Abstract:
An indispensable part of our lives, computing has also become essential to industries and governments. Steady improvements in computer hardware have been supported by periodic doubling of transistor densities in integrated circuits over the last fifty years. Such Moore scaling now requires increasingly heroic efforts, stimulating research in alternative hardware and stirring controversy. To help evaluate emerging technologies and enrich our understanding of integrated-circuit scaling, we review fundamental limits to computation: in manufacturing, energy, physical space, design and verification effort, and algorithms. To outline what is achievable in principle and in practice, we recall how some limits were circumvented, compare loose and tight limits. We also point out that engineering difficulties encountered by emerging technologies may indicate yet-unknown limits.

Abstract:
The Mandelstam-Tamm and Margolus-Levitin inequalities play an important role in the study of quantum mechanical processes in Nature, since they provide general limits on the speed of dynamical evolution. However, to date there has been only one derivation of the Margolus-Levitin inequality. In this paper, alternative geometric derivations for both inequalities are obtained from the statistical distance between quantum states. The inequalities are shown to hold for unitary evolution of pure and mixed states, and a counterexample to the inequalities is given for evolution described by completely positive trace-preserving maps. The counterexample shows that there is no quantum speed limit for non-unitary evolution.

Abstract:
Entanglement is closely related to some fundamental features of the dynamics of composite quantum systems: quantum entanglement enhances the "speed" of evolution of certain quantum states, as measured by the time required to reach an orthogonal state.
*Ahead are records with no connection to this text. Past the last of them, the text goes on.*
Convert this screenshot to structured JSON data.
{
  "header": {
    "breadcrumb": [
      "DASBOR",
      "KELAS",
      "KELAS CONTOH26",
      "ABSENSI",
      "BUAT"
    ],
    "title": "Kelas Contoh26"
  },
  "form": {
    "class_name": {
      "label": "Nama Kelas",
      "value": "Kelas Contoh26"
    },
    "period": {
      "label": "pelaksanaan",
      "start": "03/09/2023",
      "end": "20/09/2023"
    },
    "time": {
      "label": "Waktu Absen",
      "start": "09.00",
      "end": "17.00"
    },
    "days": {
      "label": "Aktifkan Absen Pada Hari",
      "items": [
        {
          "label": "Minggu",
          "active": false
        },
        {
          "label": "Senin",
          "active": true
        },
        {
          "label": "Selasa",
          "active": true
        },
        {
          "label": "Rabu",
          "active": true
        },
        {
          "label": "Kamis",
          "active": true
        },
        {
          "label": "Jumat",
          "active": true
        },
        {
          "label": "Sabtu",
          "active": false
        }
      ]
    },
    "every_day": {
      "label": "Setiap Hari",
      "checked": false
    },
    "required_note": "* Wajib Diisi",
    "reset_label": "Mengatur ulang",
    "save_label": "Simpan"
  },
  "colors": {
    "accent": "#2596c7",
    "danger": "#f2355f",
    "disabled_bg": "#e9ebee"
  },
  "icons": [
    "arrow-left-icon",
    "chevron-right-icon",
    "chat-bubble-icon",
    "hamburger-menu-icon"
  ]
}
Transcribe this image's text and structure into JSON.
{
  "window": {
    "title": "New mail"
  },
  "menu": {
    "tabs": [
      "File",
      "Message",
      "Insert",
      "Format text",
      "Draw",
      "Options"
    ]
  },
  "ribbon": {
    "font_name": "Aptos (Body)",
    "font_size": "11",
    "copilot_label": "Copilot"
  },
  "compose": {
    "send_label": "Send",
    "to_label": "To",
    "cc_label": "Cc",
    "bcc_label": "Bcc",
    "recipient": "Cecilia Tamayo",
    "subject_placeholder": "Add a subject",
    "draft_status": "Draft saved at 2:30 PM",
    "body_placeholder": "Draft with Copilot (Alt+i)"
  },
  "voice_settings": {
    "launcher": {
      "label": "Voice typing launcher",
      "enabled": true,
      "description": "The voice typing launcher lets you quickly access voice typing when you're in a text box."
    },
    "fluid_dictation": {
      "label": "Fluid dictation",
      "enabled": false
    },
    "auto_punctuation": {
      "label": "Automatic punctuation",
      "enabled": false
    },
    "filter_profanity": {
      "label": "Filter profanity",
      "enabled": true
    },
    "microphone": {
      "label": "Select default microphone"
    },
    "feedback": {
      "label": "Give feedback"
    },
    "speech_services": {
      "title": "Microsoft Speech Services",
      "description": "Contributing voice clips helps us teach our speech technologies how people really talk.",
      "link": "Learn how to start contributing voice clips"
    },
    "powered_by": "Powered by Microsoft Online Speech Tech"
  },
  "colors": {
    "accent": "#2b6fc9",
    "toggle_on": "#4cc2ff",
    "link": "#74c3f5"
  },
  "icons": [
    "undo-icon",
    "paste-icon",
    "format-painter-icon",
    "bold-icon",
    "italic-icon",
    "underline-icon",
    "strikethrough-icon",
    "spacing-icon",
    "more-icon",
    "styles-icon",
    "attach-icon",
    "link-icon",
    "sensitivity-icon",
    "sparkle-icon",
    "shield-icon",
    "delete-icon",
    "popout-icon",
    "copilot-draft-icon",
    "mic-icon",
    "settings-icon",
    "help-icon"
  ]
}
The concept of "speed" of quantum evolution constitutes an important ingredient in any attempt to determine the fundamental limits that basic physical laws impose on how fast a physical system can process or transmit information. Here we explore the relationship between entanglement and the speed of quantum evolution in the context of the quantum brachistochrone problem. Given an initial and a final state of a composite system we consider the amount of entanglement associated with the brachistochrone evolution between those states, showing that entanglement is an essential resource to achieve the alluded time-optimal quantum evolution.

Abstract:
We show that there are shape-independent upper bounds to the extinction cross section per unit volume of randomly oriented nanoparticles, given only material permittivity. Underlying the limits are restrictive sum rules that constrain the distribution of quasistatic eigenvalues. Surprisingly, optimally-designed spheroids, with only a single quasistatic degree of freedom, reach the upper bounds for four permittivity values. Away from these permittivities, we demonstrate computationally-optimized structures that surpass spheroids and approach the fundamental limits.